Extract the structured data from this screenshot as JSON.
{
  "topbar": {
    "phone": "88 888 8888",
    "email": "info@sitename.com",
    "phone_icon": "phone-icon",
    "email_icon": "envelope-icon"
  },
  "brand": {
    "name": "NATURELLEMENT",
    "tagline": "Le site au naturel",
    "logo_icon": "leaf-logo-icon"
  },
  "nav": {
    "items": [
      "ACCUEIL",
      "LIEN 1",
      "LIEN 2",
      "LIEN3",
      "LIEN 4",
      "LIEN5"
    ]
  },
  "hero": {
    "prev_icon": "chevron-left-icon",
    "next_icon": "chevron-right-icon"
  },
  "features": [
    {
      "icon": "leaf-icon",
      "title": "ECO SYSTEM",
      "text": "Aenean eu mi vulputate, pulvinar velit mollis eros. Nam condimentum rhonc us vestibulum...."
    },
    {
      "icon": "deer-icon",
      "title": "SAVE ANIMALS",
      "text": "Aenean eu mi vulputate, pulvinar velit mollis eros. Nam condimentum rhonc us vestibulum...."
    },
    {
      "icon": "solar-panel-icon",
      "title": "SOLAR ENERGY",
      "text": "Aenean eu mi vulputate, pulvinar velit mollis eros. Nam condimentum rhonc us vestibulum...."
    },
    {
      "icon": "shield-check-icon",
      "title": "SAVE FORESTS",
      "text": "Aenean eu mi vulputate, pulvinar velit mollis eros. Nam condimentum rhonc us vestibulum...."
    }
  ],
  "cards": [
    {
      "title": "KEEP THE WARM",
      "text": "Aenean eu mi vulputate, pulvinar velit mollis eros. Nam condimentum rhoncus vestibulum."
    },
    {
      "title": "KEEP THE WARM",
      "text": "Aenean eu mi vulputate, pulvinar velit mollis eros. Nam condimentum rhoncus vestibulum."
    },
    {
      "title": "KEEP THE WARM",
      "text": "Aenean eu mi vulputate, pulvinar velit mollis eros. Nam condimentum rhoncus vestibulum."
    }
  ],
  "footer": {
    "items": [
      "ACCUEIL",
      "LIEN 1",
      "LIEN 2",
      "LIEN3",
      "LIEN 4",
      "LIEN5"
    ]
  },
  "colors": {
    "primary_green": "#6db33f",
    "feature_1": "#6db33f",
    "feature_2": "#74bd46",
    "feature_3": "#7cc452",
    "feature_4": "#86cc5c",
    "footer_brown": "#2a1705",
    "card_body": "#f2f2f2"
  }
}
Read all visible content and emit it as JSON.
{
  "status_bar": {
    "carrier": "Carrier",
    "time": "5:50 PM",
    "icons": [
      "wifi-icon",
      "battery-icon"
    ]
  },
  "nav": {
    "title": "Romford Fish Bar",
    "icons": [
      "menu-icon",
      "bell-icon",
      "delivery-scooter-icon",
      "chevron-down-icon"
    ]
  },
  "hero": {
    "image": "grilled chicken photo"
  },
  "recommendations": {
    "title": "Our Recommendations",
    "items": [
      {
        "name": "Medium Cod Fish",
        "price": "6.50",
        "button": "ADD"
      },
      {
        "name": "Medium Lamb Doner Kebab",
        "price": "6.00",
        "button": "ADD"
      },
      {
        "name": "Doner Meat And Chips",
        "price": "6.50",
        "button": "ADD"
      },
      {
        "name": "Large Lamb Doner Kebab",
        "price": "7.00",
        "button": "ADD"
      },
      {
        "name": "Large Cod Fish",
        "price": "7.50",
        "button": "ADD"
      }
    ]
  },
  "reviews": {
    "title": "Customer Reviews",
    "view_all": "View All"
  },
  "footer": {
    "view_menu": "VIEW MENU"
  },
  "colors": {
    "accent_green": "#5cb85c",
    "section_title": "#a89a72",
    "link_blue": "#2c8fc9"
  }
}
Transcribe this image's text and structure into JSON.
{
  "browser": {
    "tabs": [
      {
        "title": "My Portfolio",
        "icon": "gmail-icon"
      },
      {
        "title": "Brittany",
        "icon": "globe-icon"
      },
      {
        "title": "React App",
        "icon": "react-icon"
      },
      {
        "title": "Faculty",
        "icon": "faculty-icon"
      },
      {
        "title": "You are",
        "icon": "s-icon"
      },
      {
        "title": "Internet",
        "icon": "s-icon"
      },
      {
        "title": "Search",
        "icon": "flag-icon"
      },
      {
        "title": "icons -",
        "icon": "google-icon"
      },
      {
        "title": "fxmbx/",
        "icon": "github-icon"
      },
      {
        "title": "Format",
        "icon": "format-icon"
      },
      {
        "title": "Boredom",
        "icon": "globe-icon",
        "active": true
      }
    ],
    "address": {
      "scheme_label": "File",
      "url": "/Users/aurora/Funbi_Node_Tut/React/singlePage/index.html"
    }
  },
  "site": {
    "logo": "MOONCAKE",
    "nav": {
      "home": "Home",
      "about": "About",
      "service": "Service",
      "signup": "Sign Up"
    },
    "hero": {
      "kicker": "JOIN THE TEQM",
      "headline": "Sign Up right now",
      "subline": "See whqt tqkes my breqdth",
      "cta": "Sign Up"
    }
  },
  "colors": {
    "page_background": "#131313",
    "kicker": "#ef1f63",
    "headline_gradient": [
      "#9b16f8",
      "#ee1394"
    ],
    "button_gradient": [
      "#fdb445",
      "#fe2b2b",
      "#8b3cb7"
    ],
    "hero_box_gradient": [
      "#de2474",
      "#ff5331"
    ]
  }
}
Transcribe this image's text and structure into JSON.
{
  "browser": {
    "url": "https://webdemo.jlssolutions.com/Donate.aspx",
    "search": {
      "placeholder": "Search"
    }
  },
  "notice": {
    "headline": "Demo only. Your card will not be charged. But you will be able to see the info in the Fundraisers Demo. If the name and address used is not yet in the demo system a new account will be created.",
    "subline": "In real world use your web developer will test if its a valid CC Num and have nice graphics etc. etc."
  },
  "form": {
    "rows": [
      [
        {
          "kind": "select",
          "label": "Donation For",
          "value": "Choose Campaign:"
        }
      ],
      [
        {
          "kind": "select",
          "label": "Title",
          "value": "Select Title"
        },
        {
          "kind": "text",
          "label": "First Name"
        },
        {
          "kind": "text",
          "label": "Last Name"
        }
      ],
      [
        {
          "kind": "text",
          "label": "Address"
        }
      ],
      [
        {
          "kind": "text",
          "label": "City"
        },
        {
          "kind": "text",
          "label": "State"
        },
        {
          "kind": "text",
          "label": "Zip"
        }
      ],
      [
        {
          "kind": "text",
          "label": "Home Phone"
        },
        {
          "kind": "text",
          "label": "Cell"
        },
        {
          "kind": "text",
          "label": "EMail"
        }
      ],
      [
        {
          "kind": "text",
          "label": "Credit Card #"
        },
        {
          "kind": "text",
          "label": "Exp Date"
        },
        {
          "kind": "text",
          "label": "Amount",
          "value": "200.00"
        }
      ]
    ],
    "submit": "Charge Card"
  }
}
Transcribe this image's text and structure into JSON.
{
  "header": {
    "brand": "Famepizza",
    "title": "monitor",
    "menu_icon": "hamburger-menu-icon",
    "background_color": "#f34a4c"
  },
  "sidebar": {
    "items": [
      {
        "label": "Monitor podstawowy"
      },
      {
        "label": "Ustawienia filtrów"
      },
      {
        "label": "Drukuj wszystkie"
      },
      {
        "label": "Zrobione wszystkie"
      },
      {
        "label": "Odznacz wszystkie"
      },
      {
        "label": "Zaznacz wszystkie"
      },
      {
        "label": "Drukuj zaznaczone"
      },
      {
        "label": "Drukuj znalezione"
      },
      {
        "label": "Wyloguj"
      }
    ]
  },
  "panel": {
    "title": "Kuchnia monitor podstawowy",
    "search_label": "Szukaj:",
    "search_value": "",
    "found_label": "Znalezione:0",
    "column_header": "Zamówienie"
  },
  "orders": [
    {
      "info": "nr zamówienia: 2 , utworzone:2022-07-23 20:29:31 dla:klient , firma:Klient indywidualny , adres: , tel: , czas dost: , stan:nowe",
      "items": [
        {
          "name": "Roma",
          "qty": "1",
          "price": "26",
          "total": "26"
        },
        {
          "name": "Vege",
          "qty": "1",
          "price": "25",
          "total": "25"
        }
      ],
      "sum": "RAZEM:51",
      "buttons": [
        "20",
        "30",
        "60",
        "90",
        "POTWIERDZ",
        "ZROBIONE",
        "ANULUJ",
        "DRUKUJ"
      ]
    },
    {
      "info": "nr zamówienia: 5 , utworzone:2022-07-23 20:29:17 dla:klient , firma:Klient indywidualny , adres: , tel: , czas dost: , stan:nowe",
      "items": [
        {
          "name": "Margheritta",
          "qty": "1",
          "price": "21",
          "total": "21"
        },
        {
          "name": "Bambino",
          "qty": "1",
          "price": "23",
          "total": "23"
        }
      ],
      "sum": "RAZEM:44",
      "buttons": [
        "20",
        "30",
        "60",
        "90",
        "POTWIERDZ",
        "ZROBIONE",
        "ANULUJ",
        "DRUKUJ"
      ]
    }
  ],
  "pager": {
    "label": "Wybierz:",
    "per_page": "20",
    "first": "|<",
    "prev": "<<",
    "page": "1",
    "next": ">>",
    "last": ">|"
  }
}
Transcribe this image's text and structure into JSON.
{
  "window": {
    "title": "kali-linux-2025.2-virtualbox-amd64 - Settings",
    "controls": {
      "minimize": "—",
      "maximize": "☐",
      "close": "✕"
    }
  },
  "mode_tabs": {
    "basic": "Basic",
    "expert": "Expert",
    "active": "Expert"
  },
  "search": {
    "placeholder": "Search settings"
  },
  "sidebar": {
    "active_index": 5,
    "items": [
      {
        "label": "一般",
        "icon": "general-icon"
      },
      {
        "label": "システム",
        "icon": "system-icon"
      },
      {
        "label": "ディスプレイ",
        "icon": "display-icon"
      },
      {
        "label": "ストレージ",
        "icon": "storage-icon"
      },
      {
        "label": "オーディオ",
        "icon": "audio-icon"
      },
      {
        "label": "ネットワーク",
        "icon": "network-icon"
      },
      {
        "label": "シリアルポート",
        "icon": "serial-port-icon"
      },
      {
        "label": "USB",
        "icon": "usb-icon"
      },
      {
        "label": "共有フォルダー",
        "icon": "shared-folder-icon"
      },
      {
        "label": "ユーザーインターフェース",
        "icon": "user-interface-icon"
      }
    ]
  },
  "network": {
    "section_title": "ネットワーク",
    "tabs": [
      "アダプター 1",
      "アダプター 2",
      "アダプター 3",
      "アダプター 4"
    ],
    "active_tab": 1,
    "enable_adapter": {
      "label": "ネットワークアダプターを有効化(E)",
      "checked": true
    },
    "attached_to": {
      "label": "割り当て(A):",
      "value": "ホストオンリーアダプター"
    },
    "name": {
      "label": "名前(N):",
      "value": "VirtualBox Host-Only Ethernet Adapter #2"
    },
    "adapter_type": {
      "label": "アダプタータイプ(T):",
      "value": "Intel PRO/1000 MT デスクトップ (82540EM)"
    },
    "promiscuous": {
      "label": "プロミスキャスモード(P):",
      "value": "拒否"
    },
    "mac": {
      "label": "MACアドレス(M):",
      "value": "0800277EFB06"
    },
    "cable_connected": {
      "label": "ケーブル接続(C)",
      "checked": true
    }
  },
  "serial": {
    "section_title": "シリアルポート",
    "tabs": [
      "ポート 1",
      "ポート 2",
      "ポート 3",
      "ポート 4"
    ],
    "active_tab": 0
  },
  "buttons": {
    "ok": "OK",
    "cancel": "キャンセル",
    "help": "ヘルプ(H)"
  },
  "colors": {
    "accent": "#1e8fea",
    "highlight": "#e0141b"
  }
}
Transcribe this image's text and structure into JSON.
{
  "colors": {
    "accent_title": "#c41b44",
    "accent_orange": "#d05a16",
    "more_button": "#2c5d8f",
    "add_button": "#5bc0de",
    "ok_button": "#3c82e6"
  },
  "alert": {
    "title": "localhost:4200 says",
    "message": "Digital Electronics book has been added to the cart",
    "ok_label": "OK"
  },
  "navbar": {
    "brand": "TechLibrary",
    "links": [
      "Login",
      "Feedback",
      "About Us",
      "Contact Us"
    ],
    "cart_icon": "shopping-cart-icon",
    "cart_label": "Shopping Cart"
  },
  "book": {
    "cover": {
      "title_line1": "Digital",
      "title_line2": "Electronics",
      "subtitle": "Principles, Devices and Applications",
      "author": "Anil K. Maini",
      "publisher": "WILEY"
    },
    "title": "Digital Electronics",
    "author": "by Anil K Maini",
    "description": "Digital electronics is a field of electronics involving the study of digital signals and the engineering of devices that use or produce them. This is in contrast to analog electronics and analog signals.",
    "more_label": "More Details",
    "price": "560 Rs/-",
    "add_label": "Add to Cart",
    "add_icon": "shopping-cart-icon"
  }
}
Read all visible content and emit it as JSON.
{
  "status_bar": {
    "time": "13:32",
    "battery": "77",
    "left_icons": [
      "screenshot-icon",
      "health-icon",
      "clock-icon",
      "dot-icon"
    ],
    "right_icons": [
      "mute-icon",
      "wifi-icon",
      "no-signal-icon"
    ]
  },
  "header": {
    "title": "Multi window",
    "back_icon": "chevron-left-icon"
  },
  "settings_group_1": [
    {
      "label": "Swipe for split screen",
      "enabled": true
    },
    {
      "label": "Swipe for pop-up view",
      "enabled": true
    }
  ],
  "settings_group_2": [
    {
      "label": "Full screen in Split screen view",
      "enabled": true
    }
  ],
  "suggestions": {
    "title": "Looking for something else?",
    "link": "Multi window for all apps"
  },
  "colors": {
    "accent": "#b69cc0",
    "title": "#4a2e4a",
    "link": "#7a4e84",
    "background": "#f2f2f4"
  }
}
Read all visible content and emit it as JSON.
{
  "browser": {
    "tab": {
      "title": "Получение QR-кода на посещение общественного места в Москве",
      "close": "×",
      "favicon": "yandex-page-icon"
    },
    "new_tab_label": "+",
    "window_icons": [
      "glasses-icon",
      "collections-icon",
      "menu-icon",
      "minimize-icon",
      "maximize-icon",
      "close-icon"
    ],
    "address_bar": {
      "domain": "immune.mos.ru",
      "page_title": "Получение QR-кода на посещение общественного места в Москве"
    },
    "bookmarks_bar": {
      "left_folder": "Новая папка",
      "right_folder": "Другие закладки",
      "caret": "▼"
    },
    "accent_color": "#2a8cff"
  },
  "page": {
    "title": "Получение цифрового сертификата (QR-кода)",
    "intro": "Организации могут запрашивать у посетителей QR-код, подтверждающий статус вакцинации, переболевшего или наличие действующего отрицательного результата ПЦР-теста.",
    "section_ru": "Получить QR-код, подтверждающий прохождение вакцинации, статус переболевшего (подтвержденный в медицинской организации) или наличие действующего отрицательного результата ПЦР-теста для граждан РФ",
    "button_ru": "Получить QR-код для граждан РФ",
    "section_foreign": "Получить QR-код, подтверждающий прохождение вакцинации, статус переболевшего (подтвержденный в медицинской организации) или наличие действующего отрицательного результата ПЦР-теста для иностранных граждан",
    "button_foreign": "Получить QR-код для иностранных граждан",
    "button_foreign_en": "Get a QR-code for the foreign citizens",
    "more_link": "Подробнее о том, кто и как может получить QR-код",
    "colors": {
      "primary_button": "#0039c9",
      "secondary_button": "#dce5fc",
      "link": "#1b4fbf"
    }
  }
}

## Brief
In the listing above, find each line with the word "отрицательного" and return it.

## Solution for this exercise
    "intro": "Организации могут запрашивать у посетителей QR-код, подтверждающий статус вакцинации, переболевшего или наличие действующего отрицательного результата ПЦР-теста.",
    "section_ru": "Получить QR-код, подтверждающий прохождение вакцинации, статус переболевшего (подтвержденный в медицинской организации) или наличие действующего отрицательного результата ПЦР-теста для граждан РФ",
    "section_foreign": "Получить QR-код, подтверждающий прохождение вакцинации, статус переболевшего (подтвержденный в медицинской организации) или наличие действующего отрицательного результата ПЦР-теста для иностранных граждан",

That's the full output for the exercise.